A detailed inventory of animals killed on area roads has identified 22 areas in the Sacramento region where drivers are most likely to encounter wildlife crossing a roadway.
The release of the report on roadkill hotspots is considered a crucial tool to help drivers avoid possible fatal accidents and is being seen as a guide for scientists and agencies who seek to protect endangered species and other wildlife that cross roads and freeways.
The report, authored by Fraser Shilling of the UC Davis Road Ecology Center, culled volunteer observer reports of such incidents from 2009-2014 to establish where collisions between cars and animals were occurring.
The region’s hotspots include several points along Interstate 80 and and I-5. One is a stretch of I-80 over the Yolo Bypass where bird strikes are common.
Another is a stretch of I-80 where the freeway and Highway 49 converge in Auburn near the American River, “where there is no opportunity to go under the highway,” said Shilling, “so wildlife will go over it.”
Between April 1, 2010, and March 30, 2013, there were 365 crashes involving wildlife, livestock and other animals in the state Department of Transportation’s District 3, said Caltrans spokesman Mark Dinger. The district includes Sacramento and 11 Northern California counties, covering I-80 from Davis to the California/Nevada state line and I-5 from north of Stockton to north of Orland.
Statewide, Caltrans inventoried 3,126 reported collisions involving animals, Dinger said.
One human fatality in Sacramento County has been attributed to a wildlife collision since 2006.
Shilling said the roadkill report was compiled with the help of 1,100 volunteer observers throughout the state, including himself. The survey is the most extensive database documenting animal and vehicle collisions in California.
“Last year it seems like there has been an increase in rate of deer getting hit,” said Shilling. He said observation of deer hit by autos more than doubled last year.

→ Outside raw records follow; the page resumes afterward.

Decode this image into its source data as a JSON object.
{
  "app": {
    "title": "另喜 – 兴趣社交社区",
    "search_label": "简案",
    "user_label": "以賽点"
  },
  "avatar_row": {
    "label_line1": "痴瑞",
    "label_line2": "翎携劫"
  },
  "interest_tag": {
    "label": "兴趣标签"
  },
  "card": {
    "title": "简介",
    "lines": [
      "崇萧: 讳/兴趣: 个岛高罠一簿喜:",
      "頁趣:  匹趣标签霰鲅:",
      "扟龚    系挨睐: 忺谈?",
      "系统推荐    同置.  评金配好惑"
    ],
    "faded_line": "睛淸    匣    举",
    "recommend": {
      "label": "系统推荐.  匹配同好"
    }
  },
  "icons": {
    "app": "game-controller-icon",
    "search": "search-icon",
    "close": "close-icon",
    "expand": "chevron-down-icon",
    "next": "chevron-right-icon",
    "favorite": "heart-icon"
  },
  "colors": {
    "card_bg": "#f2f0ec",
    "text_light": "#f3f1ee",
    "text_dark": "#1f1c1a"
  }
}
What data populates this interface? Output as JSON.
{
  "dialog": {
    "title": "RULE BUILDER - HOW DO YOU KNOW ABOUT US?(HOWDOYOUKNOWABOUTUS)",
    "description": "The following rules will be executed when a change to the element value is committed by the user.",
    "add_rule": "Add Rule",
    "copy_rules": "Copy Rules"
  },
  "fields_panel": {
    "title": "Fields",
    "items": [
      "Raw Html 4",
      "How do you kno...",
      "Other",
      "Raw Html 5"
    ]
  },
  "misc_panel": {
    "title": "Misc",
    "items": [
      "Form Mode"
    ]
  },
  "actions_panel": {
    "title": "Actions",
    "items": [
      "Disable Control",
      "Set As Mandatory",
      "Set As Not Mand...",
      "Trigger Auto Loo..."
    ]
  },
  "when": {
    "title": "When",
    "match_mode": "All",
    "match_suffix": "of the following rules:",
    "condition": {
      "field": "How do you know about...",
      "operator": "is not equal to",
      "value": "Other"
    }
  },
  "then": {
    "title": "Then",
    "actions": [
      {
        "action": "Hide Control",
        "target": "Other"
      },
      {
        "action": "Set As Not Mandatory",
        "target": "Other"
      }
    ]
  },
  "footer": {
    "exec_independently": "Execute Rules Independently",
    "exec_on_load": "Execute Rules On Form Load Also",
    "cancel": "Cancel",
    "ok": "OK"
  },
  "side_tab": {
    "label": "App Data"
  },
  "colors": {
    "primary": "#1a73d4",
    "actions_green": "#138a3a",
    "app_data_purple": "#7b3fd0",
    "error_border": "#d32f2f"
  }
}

He speculates that the drought may have something to do with it.
“They’re moving around more,” said Shilling. “They get moisture from vegetation, and they were probably having a hard time getting enough to eat.”
Despite the increase in deer mortality, roadkill observations overall have gone down slightly this year, said Shilling.
He believes the decline is not reflective of animals avoiding roadways. Instead he believes that roadways are decreasing wildlife populations, resulting in fewer roadkill observations.
The roadway hotspot with the most animal deaths is State Route 70 near Portola Valley. That stretch of road had 343 animals from 25 species killed in the roadway.
Shilling said that the numbers are deceptive, as the large majority of encounters between cars and animals go unreported.
The actual mortality on freeways and highways and streets is “much, much higher than this report represents,” said Doug Long, one the most prolific observers contributing to the database, with more than 3,000 roadkill observations logged since the effort began six years ago. Long is professor of ecology and biology at St. Mary’s College.
During a drive from Riverside to Oakland, Long used a special application on his phone to log 80 different species of roadkill he encountered on the drive. These include a wide variety of species – from snakes to birds, he said.
“You have to remember that the data points in the report have been collected by people (who) represent a very small fraction of all the people in California,” said Long.
Long said it is likely that 99 percent of encounters between wildlife and vehicles are never recorded.